MIDDLETOWN — Bill Hart has always loved Christmas, particularly the way the town is suddenly illuminated.
In fact, he told his wife, Sharon, that one day he would make his own light show in their Middletown yard.
“I had seen a Coca-Cola commercial on TV where the Christmas lights were actually moving to the beat of a song,” Mr. Hart said. “So I told my wife, ‘That’s what I’m going to do to our house,’ and she laughed at me.”
In 2007, Ms. Hart was diagnosed with breast cancer and her husband started preparing for the possibility of life without her.
After several surgeries and radiation treatments, however, she went into remission, and Mr. Hart completed his first light display in her honor, calling it “Lights for a Cure.”
The show was free, but a donation box was set up by their mailbox, and every penny of the proceeds from visitors was given to the American Cancer Society and the Delaware Breast Cancer Coalition.
This year is the 14th annual Lights for a Cure show at the Hart residence at 137 Pine Valley Drive and it has grown into something bigger than the family ever imagined.
“I’m talking maybe 1,000 to 2,000 lights blinking to music (the first year),” Mr. Hart said. “And from there, it just kind of trickled up and got to where we are today. At one point, we had about 70,000 LEDs, all synchronized to music, but we have since switched over from LED to pixel lights. So every bulb in my display has a computer chip, where it can be individually programmed to whatever color you want it to change.”
Ms. Hart added that with the LEDs, they started out with thousands of feet of extension cords. And though they could buy an automatic music synchronizer, they program each light manually.
“He is so specific with the beat of the music, making sure that everything goes with it,” she said. “So he definitely puts a lot of time into it.”
The lights adorn structures made to look like trees, candy canes, snowmen and snowflakes. There is even a scrolling marquee that displays lyrics to the songs and “Merry Christmas” messages from the Harts.
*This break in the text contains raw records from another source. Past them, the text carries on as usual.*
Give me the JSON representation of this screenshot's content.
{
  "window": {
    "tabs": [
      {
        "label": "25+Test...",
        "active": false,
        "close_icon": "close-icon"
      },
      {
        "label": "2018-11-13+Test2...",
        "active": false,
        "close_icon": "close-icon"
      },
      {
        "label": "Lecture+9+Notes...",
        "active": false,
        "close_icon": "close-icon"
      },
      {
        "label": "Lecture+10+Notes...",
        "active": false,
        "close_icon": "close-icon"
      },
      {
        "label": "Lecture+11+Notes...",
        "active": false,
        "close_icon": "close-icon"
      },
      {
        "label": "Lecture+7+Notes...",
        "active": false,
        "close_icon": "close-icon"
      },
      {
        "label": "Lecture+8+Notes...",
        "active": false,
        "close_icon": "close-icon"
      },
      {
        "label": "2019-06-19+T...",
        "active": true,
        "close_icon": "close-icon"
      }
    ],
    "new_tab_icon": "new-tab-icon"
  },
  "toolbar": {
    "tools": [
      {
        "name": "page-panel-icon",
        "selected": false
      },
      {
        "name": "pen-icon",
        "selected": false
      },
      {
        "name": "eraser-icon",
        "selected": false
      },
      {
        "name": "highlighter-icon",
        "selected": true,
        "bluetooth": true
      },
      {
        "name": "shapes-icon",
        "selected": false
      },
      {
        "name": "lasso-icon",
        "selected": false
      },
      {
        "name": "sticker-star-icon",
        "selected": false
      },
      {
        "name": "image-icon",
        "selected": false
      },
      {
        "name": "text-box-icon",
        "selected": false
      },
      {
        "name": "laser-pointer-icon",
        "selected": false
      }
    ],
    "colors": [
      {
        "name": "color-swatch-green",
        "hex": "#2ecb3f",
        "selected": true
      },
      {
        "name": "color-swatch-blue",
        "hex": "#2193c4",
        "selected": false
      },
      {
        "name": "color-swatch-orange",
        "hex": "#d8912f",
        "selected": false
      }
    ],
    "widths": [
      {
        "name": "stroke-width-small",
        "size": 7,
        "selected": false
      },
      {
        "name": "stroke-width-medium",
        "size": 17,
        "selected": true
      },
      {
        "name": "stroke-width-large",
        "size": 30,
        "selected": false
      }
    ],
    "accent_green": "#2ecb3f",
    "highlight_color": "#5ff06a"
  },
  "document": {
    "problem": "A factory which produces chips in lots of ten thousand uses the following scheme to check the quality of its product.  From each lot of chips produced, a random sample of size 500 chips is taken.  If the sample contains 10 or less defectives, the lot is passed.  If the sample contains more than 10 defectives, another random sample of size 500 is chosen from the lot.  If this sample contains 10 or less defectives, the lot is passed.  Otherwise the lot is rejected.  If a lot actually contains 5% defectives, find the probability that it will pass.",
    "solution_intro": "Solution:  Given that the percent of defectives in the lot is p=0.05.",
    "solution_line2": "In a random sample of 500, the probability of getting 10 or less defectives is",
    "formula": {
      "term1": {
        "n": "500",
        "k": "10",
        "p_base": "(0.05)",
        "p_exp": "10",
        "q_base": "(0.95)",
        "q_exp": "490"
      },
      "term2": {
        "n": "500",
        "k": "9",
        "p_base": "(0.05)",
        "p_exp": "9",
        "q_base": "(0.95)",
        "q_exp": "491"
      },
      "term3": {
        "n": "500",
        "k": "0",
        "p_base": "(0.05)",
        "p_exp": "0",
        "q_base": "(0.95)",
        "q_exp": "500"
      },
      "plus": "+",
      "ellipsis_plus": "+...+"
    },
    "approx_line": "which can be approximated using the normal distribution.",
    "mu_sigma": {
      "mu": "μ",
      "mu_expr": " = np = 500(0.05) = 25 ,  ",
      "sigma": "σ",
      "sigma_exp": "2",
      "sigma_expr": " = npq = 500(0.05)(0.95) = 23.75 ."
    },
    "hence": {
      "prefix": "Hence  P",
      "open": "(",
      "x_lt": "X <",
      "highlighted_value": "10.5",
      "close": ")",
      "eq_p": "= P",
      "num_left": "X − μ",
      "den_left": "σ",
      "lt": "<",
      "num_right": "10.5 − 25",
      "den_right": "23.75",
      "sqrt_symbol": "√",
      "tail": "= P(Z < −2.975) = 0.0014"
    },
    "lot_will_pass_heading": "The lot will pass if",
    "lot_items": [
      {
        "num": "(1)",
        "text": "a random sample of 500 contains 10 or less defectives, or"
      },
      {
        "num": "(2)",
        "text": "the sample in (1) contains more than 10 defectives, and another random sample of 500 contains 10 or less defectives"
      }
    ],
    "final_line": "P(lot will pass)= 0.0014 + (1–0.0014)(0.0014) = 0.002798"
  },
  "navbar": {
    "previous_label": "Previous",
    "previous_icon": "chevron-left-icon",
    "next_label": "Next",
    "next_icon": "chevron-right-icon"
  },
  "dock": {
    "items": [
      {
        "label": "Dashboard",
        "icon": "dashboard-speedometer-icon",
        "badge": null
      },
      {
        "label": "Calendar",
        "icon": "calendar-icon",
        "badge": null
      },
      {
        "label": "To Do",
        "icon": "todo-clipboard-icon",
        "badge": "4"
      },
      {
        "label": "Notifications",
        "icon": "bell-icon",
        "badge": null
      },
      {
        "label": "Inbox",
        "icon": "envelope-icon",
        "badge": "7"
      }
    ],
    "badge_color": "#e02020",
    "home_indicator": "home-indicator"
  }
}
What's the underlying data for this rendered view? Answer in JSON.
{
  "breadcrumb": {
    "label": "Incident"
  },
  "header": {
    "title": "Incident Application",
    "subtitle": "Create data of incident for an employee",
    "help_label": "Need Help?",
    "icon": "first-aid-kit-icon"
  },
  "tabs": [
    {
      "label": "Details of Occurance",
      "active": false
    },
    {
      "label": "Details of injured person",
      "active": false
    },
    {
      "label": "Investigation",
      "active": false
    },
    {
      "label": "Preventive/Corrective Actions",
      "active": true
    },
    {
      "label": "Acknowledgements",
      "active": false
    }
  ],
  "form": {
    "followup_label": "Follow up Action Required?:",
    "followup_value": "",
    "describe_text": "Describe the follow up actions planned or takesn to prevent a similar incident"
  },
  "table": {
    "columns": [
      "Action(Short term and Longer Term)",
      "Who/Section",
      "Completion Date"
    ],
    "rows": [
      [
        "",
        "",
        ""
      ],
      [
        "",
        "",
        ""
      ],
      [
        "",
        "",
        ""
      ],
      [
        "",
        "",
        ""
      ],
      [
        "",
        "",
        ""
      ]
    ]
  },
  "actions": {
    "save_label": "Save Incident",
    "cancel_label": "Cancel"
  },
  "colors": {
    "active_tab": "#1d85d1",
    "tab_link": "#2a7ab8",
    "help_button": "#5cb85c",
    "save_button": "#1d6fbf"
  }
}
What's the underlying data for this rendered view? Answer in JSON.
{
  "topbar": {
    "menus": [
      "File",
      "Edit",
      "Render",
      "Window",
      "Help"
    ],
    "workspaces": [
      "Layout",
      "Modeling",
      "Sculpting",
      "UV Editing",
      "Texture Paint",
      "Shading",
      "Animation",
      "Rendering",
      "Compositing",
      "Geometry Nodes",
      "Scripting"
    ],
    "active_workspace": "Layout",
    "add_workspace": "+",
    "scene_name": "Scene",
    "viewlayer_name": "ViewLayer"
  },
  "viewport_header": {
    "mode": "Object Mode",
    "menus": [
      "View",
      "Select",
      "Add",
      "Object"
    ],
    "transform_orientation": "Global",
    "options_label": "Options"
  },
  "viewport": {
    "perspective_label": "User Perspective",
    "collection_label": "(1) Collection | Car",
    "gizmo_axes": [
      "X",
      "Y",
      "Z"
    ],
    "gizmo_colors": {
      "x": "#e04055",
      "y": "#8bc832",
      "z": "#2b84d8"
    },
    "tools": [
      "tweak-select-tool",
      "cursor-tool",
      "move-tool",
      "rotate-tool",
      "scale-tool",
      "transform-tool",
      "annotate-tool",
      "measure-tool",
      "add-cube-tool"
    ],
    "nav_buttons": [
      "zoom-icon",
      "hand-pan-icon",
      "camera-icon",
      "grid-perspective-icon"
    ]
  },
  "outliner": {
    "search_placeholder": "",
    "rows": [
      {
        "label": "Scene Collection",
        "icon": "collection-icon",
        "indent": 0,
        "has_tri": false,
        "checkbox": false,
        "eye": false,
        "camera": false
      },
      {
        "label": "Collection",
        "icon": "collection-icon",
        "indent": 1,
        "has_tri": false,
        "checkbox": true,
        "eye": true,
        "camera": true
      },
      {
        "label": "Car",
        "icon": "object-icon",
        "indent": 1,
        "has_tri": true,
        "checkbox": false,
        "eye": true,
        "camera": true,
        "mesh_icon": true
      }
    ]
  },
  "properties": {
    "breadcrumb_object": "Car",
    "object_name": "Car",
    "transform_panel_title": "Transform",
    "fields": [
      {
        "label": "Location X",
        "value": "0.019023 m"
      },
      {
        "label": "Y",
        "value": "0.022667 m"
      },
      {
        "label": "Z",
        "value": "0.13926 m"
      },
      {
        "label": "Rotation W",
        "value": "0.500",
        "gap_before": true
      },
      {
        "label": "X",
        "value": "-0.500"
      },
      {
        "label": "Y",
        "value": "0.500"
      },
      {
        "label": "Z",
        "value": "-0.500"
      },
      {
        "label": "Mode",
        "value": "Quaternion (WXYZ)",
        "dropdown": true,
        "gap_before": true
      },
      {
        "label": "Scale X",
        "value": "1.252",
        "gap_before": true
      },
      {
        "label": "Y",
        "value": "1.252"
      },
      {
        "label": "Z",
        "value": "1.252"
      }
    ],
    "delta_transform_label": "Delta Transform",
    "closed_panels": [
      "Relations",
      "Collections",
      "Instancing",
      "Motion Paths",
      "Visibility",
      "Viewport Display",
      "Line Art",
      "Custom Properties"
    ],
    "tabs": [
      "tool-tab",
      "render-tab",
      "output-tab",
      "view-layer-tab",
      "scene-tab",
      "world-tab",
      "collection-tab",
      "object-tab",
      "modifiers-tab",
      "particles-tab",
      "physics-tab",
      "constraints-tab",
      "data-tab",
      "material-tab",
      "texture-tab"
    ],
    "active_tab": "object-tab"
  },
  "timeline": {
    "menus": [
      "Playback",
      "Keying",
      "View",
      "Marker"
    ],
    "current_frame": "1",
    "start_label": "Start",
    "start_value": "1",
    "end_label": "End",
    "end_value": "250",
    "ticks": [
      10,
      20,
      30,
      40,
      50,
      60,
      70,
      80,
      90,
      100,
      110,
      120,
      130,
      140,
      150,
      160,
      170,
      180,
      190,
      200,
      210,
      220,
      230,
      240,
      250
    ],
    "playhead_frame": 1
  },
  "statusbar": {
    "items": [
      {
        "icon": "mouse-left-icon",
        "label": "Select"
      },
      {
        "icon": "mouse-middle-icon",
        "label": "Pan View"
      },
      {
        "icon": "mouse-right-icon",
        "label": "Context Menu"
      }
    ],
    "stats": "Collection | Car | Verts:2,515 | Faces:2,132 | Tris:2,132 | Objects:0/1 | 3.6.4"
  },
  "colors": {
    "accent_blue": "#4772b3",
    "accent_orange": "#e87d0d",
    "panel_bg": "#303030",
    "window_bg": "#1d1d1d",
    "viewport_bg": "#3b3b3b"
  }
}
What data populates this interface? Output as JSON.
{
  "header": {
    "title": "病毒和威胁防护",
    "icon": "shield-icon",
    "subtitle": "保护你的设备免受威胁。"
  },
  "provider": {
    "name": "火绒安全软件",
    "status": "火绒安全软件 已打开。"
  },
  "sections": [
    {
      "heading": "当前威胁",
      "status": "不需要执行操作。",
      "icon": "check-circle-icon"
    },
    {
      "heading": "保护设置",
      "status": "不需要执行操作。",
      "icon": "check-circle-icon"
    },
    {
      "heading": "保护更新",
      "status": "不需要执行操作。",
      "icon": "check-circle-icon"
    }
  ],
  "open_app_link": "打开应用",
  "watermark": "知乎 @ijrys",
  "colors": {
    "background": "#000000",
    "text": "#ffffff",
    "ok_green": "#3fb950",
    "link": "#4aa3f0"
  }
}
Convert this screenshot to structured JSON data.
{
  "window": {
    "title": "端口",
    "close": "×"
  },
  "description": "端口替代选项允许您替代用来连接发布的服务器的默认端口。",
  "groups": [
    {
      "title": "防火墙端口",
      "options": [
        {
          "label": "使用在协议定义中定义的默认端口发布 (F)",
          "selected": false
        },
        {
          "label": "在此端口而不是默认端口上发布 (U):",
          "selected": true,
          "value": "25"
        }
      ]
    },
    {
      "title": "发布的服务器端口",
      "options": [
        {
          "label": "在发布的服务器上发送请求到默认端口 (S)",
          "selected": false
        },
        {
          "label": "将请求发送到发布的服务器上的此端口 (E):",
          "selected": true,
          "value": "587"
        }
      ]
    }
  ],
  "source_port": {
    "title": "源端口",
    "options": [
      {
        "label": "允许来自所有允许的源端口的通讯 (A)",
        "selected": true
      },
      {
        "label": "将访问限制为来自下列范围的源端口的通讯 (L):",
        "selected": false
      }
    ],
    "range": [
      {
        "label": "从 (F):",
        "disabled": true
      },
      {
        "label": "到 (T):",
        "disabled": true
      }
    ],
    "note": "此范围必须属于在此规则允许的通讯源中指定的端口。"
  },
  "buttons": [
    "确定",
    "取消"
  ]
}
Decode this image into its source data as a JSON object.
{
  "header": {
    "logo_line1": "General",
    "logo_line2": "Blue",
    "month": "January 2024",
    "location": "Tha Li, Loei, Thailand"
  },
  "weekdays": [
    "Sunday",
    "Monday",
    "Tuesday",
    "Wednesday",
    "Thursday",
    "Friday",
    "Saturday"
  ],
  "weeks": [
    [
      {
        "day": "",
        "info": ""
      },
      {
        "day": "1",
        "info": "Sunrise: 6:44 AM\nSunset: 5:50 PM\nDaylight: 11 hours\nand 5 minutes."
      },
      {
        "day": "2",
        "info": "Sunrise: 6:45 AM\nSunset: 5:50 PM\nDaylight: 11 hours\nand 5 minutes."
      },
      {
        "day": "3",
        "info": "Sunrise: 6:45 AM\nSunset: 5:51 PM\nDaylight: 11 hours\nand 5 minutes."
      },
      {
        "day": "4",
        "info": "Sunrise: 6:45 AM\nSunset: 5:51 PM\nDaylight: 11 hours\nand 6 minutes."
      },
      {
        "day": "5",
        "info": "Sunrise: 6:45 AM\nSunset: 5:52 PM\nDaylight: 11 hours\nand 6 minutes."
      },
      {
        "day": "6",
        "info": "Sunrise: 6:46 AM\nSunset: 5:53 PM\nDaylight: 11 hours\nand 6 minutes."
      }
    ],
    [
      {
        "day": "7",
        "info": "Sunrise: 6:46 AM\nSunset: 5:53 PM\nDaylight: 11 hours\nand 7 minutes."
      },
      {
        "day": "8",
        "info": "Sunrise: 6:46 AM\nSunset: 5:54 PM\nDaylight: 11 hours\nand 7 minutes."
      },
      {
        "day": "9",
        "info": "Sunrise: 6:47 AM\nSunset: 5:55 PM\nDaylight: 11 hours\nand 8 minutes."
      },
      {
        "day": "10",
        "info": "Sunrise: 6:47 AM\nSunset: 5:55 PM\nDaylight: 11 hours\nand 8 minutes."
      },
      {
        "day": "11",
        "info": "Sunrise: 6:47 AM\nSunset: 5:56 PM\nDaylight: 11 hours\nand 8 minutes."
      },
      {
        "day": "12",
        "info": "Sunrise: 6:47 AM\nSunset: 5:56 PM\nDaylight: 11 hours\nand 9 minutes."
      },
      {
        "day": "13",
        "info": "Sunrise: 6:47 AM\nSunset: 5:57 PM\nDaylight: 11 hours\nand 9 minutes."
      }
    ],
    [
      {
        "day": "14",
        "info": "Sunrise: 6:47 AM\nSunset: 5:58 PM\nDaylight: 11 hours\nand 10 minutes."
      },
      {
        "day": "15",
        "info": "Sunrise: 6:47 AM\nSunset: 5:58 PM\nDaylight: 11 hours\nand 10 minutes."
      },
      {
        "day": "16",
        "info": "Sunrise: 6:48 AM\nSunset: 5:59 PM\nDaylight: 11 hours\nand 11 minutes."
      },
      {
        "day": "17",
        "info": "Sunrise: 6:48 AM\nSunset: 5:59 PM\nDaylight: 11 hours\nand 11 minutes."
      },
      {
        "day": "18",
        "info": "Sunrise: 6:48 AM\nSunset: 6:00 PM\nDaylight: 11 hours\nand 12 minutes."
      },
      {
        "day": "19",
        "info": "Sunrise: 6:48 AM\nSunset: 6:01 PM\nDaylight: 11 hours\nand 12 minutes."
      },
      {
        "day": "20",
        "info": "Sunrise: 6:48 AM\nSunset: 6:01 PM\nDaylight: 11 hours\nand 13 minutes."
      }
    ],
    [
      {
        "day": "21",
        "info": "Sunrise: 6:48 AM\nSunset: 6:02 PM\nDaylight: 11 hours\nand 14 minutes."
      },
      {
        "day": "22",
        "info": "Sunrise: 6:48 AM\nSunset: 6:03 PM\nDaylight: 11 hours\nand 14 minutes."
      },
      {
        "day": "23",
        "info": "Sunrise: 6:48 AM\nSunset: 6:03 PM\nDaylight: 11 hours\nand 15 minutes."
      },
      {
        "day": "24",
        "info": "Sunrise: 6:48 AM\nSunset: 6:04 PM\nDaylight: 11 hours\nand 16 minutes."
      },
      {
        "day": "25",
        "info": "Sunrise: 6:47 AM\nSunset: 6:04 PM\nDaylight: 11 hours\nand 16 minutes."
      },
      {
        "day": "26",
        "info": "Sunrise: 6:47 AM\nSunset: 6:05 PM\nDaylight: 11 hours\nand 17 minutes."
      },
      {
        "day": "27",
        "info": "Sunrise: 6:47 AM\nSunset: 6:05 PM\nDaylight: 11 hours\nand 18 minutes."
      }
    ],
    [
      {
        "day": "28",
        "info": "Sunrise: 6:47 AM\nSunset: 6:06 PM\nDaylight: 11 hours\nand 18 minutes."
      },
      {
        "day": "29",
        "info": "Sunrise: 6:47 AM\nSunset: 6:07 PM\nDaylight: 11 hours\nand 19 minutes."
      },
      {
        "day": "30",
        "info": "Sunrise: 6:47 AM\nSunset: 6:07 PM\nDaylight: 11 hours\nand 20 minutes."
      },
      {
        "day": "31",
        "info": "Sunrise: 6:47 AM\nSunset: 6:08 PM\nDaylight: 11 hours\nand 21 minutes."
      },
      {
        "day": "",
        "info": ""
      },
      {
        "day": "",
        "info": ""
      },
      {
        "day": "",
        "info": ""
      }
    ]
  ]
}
The entire show is 24 minutes and 27 seconds, and visitors who come in their cars should tune their radio to 107.5 FM to hear the music to which the lights blink. The playlist includes classics like “Winter Wonderland,” contemporary favorites like “All I Want for Christmas,” and a touch of patriotism with “God Bless America.”
“It takes about two and a half to three hours to program one minute,” Mr. Hart said. “So a lot of time goes into programming. In February is when I usually start programming for the next Christmas season.”
Mr. Hart said they actively participate in Relay for Life and other cancer events and organizations to help people who are struggling through the same situation they found themselves. Last year’s light show was their biggest year yet, raising around $2,000.
“If you want to donate, that’s perfect, or if you just want to make it a family tradition and bring your family out and smile, that’s perfect too,” Mr. Hart said. “We get a couple of letters a year from people thanking us for doing it for cancer and some kids leave us notes thanking us and they say they love our lights. And that’s what it’s all about, just putting on smiles and making traditions.”
As the show grew, Ms. Hart started to help out, doing most of the light soldering and keeping their decorations organized.
“It gives him and I something that we enjoy to do together,” Ms. Hart said. “I think we work well together, too, because he is the programmer and I’m more of the organizer.”
She added that she is extremely touched that her husband would create something so memorable. Although it started out in honor of her, it has progressed to honor others.
“It shows how important life is,” Ms. Hart said. “It’s the little things, so I’m pretty proud of his work. When I come home every night, I always turn the radio on and I’ll be in my car and I’m like, ‘Man, he did that for me.’”
Mr. Hart said 2007 was one of the darkest times of his life, and his wife was the one who held him together through it all.
“There were nights coming home or going to work when I would actually have to stop in a parking lot somewhere and let my emotions out so when I got home, (my wife) wouldn’t see that I was upset,” he said. “I tried to be as strong and supportive as she was.”
After Ms. Hart’s diagnosis, Mr. Hart’s head was constantly swimming with panic, he said, trying to figure out how they would provide and care for their kids, who were 4 and 7 at the time, if she didn’t make it through.
“The kids knew they could only give Mommy hip hugs because of surgeries, but we tried to reinforce that none of this was because of them,” Mr. Hart said. “We didn’t want them to think that they did something to make Mom sick. We just tried to keep them very involved in the whole process and we didn’t hide anything from them. They knew that there was a possibility in three months or five months that Mommy may not be here.”
After her recovery, Mr. Hart said they were going to do whatever they could to help fight back for others. Every year, they dedicate the show to a friend or family member who has been affected one way or another by cancer.
The first night of the show is always on Thanksgiving, and it runs until New Year’s Eve. The lights go up at 5:30 p.m. each day and end at 9 p.m. Sundays through Thursdays and 10 p.m. Fridays and Saturdays. More information is on their Facebook page by searching Lightsforacure.